Beyond is a word we don’t use much anymore, but it can be used in a variety of ways. I once spent a summer in a Mexican town called San Miguel de Allende. It was named after a man, but Allende could also mean on the other side or beyond. Another common usage is, surpassing or superior. Sometimes it will be used to mean outside the limits or reach of. We are familiar with the idioms the Great Beyond and beyond all hope.
Most of the Old Testament verses which use beyond are referring to a place which is on the farther side of (De 3:25). In one verse Jonathan told David to escape the danger of King Saul if the arrows he was shooting went beyond him (1 Sam 20:22). In another verse Balaam declared to Balak, King of Moab “…I could not do anything, good or bad to go beyond the command of the Lord….” (Nu 24:13) That was a wise promise and one echoed by other prophets but ignored by many other Bible personalities (Gen 3:2-7) (Gen 4:6-8).
Some verses in the New Testament talk about being amazed and astonished beyond measure (Mk 6: 51 KJV) (Mk 7:37 KJV). The Apostle Paul confesses that he persecuted the church of God beyond measure. He also said that he was not stretching himself beyond his measure, which some versions translate, overstepping the ability to reach (2 Cor 10:14 KJV).
Perhaps the most well-known and relevant scripture for us today is 2 Corinthians 8:3 KJV. Paul uses the Macedonians as an example of going beyond their power in their giving a gift of love, even out of their own deep poverty.
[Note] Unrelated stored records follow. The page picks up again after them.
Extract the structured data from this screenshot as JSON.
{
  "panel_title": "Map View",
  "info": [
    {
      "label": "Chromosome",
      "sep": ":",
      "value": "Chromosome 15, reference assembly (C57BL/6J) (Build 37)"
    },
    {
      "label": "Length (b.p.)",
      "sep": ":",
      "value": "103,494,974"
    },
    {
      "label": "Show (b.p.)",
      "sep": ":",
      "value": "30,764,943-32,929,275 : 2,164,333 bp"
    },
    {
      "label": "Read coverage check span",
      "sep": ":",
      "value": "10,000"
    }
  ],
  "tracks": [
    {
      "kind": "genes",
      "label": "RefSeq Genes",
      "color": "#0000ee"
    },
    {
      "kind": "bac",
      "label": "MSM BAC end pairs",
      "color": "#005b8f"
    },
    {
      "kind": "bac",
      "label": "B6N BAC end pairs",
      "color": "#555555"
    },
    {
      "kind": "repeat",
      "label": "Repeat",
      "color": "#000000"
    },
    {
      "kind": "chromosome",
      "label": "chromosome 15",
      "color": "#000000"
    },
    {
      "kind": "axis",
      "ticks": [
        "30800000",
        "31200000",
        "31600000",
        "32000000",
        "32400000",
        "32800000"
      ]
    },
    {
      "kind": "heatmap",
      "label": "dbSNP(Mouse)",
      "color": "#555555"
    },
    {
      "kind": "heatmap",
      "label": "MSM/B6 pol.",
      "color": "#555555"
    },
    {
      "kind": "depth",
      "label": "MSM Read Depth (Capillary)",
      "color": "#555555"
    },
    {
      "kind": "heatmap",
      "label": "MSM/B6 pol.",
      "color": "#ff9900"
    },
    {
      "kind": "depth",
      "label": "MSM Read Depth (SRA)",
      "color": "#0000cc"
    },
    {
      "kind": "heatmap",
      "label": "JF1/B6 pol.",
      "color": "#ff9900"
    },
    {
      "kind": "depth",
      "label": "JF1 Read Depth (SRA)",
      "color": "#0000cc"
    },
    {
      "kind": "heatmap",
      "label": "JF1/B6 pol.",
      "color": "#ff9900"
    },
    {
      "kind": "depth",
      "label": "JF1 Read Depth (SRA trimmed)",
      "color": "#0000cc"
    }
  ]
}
This certainly fulfilled the commandment of Christ to “…love your neighbor as yourself (Lk 10:27). He set the bar very high for all Christians today. Most of us have a sliding scale of agape love—My blood relatives first, My brethren in the local congregation next, followed by my brethren in the rest of the world, then my friends and neighbors, and possibly my enemies (Lk 6:27). This involves going beyond in amount, extent, and degree. To surpass, and transcend the normal expectations, as did the Macedonians. This will be the norm in the Great Beyond, but is a goal of all committed Christians in this age.